No, this is not about social media. We are talking about filing amicus curiae or “friend of the court” briefs in South Carolina appeals.
Amicus briefs got my attention when an outfit filed a Rule 213, SCACR, motion for leave to file an amicus brief. The proposed amici supported my client, and I welcomed the help. Opposing counsel was less inviting.
To oppose leave, counsel relied heavily on Judge Richard Posner’s view of amici. While the proposed amici did not reply, Judge Samuel Alito offers plenty of ammunition. Continue reading
What happens when a client hires you only as trial counsel and then wants to appeal or needs to defend an appeal? May you simply remind the client about your limited representation and send him or her away? Continue reading
South Carolina statutes granting attorney fees include fees for work on appeal and after a remand. And after remand, the trial court may grant statutory appellate fees even if the appellate court earlier denied a Rule 222, SCACR, motion for the standard appellate fee. Continue reading
Ever had opposing counsel tie you up on appeal with endless extensions after extensions? I once got tied up on an appeal taken before a final judgment where the appellant’s counsel got four extensions of time to file the opening brief. Over a year and a half passed before he filed the first brief. The case settled shortly after we responded. Continue reading

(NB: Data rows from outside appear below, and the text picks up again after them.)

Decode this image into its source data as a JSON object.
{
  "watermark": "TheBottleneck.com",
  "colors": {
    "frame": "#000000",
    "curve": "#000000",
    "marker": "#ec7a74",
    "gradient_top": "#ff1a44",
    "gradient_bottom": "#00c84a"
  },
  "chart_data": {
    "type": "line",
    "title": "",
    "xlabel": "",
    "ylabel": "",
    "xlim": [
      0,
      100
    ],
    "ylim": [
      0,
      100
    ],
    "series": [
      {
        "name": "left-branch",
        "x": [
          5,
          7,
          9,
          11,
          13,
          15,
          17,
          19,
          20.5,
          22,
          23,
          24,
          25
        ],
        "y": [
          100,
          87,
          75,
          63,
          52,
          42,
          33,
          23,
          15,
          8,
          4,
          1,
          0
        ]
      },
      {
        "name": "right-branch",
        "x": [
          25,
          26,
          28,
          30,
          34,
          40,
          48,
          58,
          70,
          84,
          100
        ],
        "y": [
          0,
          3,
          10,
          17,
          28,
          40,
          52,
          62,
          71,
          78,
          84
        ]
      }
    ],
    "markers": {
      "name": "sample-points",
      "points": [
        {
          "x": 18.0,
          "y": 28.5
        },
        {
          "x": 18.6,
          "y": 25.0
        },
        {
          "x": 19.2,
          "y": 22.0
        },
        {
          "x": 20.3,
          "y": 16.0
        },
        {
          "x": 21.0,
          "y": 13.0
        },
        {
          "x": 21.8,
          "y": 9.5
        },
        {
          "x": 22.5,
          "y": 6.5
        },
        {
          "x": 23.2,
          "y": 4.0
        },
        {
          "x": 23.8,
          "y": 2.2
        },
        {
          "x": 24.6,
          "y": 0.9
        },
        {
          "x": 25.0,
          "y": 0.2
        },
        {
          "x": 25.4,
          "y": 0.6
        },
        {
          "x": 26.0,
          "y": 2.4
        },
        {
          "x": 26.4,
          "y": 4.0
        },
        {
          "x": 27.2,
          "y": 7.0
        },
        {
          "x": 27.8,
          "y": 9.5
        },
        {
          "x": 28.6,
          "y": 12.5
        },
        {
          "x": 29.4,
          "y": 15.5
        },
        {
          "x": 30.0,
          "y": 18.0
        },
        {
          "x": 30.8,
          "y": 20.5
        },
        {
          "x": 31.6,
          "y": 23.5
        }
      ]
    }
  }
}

What do the New England Patriots’ head coach and the South Carolina Supreme Court have in common? Both can say “Do Your Job” and make it stick. Mandamus is the Supreme Court’s way to make it stick. Continue reading